It happens.  Some zealous advocates are not content with merely refusing a request for an extension; in order to manufacture insurer delay the insurer will find that it is unable to get medical authorizations promptly, or unable to schedule the claimant’s examination under oath, to name two.  It is important that the claims file document accurately document responsibility for delay, or for expiration of the time limit demand, especially if the plaintiff’s lawyer is being either not helpful or worse, obstructing the investigation.

Keep The Insured Apprised, And Document That

In order to discharge the fiduciary duty an insurer owes to its insured in defending him or her in a third partly claim, the insured must be included and involved in communications involving the claim.  This is especially true where the insurer refuses to settle the underlying claim within policy limits, theoretically exposing the insured to an excess judgment.

An insurer does not have an obligation to settle non-meritorious or questionable claims within the insured’s policy limits.  However, if the insurer decides not to respond to a time limit demand, or refuses to settle a claim,  that should be communicated to the insured in advance of the time limit demand deadline, and the specific reasons for the insurer’s course should be provided to the insured.

Dual Benefits

All of the above steps will not only be of use in defending a follow – on bad faith claim should it come down the road, but it will lead to better results, and allow for proper investigation, of the underlying third party claim.  For more information on how to effectively rebut and defend against third party time limit settlement demands, reach me at chaddick@dmclaw.com or 717-731-4800.

Prevent.
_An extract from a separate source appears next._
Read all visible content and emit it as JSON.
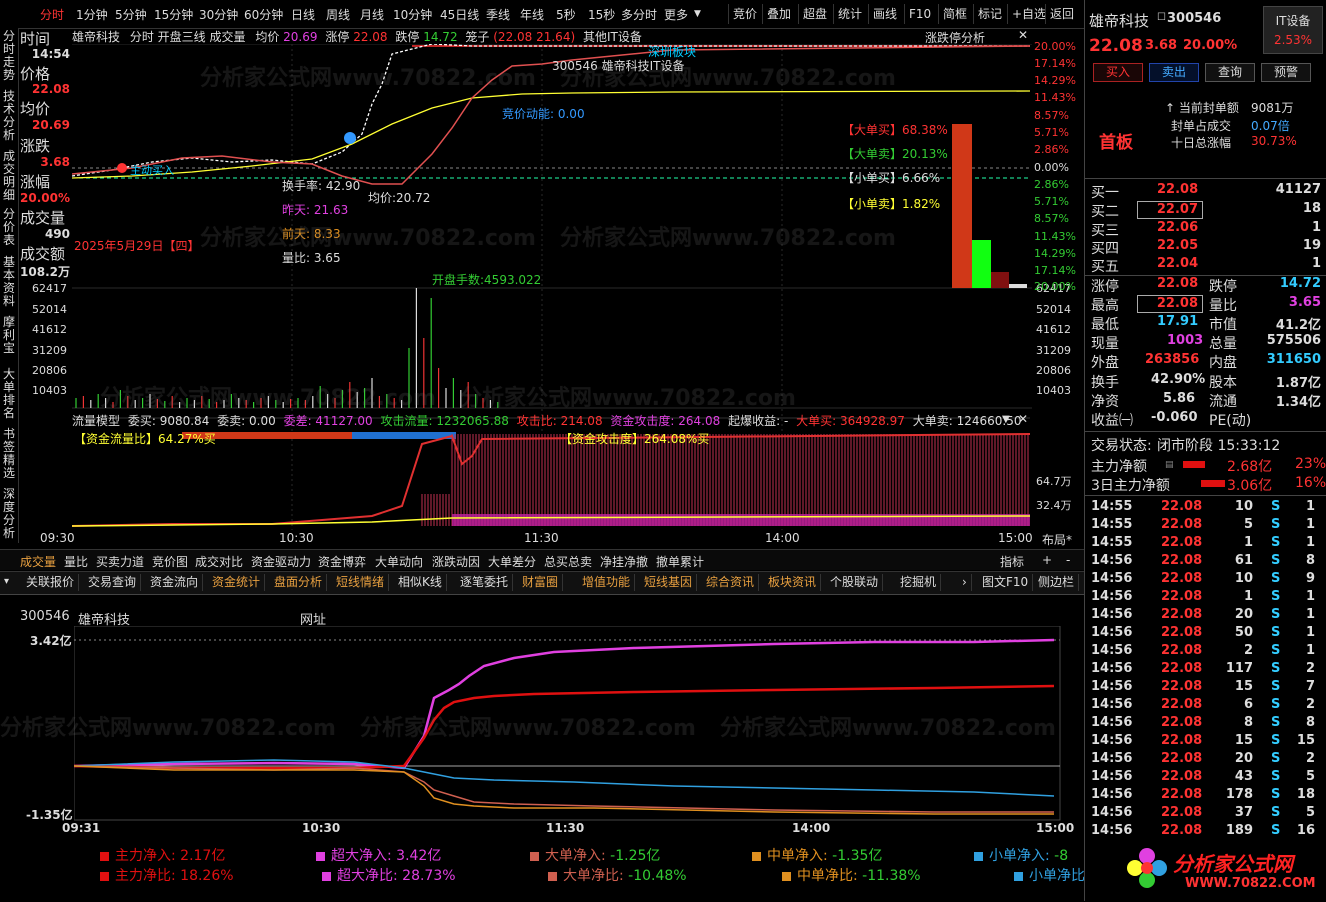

Protect. Defend.

Welcome to Badfaithadvisor.com!  Our goal is to serve as an information hub for Insurers and their In-House legal teams to help them navigate current issues in insurance coverage and bad faith.  We will provide case updates, but more importantly practical advice on preventing and avoiding unnecessary exposure in the first instance, and successfully defending against such exposure in the second.

Have a question or request? Send an email to chaddick@dmclaw.com  or give me a call at 717-731-4800, and we will be happy to provide something of interest and value to you.

Best,
CJ Haddick